Even with the monitor angled correctly to the window, glare can be an issue when the sun is low in the sky. Curtains or blinds are the best way to control the amount of daylight entering the room. (more…)

Promoting accessibility in editorial businesses

Web Accessibility Source: Shutterstock

Source: Shutterstock

By Christine Albert

As a student enrolled in an editing program, I’m often asked to reflect on issues that may arise when working with clients. The discussion and module notes invariably focus on respect, clear communications, and diplomacy—about how the language of our queries and comments can affect authors. Yet, accessibility is rarely discussed, and few resources from professional associations or courses exist on how to make editorial businesses inclusive and accessible.

This lack of information on accessibility creates a disadvantage for those potential clients who may be physically or cognitively unable to use the same editing services as their peers. An author with multiple learning disabilities once explained to me that she found it difficult working with other editors: they simply wrote long comments using Track Changes, which she had difficulty reading.
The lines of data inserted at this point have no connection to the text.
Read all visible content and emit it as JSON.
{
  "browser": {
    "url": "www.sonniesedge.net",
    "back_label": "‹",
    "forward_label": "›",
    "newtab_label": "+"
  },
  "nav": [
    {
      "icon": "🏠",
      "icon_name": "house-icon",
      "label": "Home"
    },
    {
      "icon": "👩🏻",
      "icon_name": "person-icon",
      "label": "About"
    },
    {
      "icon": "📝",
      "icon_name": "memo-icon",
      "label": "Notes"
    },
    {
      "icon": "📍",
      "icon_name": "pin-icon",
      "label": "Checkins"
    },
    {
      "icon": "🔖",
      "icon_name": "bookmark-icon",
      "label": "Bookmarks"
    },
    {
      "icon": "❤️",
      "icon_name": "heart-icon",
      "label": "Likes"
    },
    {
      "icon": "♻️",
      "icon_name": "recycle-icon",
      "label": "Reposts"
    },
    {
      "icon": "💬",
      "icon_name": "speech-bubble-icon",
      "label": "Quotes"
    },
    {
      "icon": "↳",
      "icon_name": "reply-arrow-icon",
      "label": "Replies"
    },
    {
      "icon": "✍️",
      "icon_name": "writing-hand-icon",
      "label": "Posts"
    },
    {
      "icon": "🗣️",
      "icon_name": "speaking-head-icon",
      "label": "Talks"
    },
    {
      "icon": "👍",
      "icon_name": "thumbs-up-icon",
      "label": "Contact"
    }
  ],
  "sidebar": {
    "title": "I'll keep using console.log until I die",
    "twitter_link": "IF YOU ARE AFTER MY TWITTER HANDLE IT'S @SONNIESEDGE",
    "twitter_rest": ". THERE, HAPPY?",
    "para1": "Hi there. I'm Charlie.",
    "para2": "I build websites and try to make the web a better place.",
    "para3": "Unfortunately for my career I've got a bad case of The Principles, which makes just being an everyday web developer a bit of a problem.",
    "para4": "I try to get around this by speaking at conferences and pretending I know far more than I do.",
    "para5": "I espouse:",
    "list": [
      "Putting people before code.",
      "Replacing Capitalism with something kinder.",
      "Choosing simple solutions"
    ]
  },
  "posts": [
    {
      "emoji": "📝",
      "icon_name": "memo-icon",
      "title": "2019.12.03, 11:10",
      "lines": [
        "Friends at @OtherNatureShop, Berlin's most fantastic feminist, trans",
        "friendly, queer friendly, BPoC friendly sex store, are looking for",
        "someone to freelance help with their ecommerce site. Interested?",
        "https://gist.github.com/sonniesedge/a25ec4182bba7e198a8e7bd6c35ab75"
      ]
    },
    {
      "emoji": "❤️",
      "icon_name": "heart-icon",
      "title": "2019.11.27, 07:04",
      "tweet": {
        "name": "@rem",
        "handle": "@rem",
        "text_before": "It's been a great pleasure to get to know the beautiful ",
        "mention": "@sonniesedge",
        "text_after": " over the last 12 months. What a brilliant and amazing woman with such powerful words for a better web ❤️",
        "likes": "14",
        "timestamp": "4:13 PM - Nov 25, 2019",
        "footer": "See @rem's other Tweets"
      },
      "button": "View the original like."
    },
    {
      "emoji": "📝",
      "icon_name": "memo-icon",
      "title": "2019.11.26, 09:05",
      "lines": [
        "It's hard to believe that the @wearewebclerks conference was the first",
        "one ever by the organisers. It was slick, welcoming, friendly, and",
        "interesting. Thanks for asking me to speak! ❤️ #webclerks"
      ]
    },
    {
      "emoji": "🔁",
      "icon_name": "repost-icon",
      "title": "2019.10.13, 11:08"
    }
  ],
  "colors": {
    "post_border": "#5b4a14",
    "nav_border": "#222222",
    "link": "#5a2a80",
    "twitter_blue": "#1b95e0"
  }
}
As a result, she had to constantly ask her transcriber to read her the edits and comments. After discussing the author’s needs, she and I worked out an alternate method that involved verbally communicating comments and large changes, which would let her work through the draft independently—a tactic that surprisingly hadn’t been considered by the other editors.

Lack of accessibility not only affects the services side of our businesses but it also affects our marketing efforts. Google searches for accessible and inclusive editing services turned up no relevant results. While searching editor websites, I was surprised to find that many do not follow the Web Content Accessibility Guidelines 2.0 (WCAG) nor incorporate basic accessibility features. For instance, a number of websites could not be zoomed in when viewed on a tablet, while others did not have enough contrast between the text and background. As someone with moderate vision issues, I struggled to read the content on these websites. Potential clients with visual or learning disabilities may be deterred by these difficulties and look elsewhere for an editor. If we are to operate our editorial businesses successfully, we need to go beyond our assumptions of what clients need and make our services accessible so we can provide them with what they actually require. (more…)

Seminar: That’s the Chicago way: Learning to use The Chicago Manual of Style

Any good editor will tell you she’d be lost without her well-thumbed, heavily flagged, and coffee-stained copy of The Chicago of Manual of Style. But just what is this mysterious tome? And why is it so critical to the work we do?

This seminar will introduce you to the joys and sorrows of the book that most people simply call Chicago. We’ll start with a brief history of its publication, exploring how it grew from what was essentially a guide for compositors into the most trusted and widely used editorial style manual in North America. But the fun won’t stop there! We’ll also look at what it covers, how to use it, what has changed between the most recent edition and the previous one, and much, much more.

This course is highly recommended for anyone just starting to work as an editor or hoping to become one. (more…)

Webinar: Introduction to Microsoft Word styles 101

This webinar provides an introduction to styles in Microsoft Word for those who are new to styles of don’t feel comfortable with them yet. The key learning objectives of the webinar are

  • what styles are and why they’re useful,
  • what types of styles you can use in Word,
  • how to apply existing styles, and
  • how to create your own styles.

Date: Wednesday, February 22
Time: 2 p.m., EST / 11 a.m., PST
Length: 1.5 hours
Language: English
Member price: $56.25
Non-Member price: $75

Register HERE

Mike Pope
Mike Pope has been a technical writer and editor in the software industry for over 30 years. He lives in the Seattle area.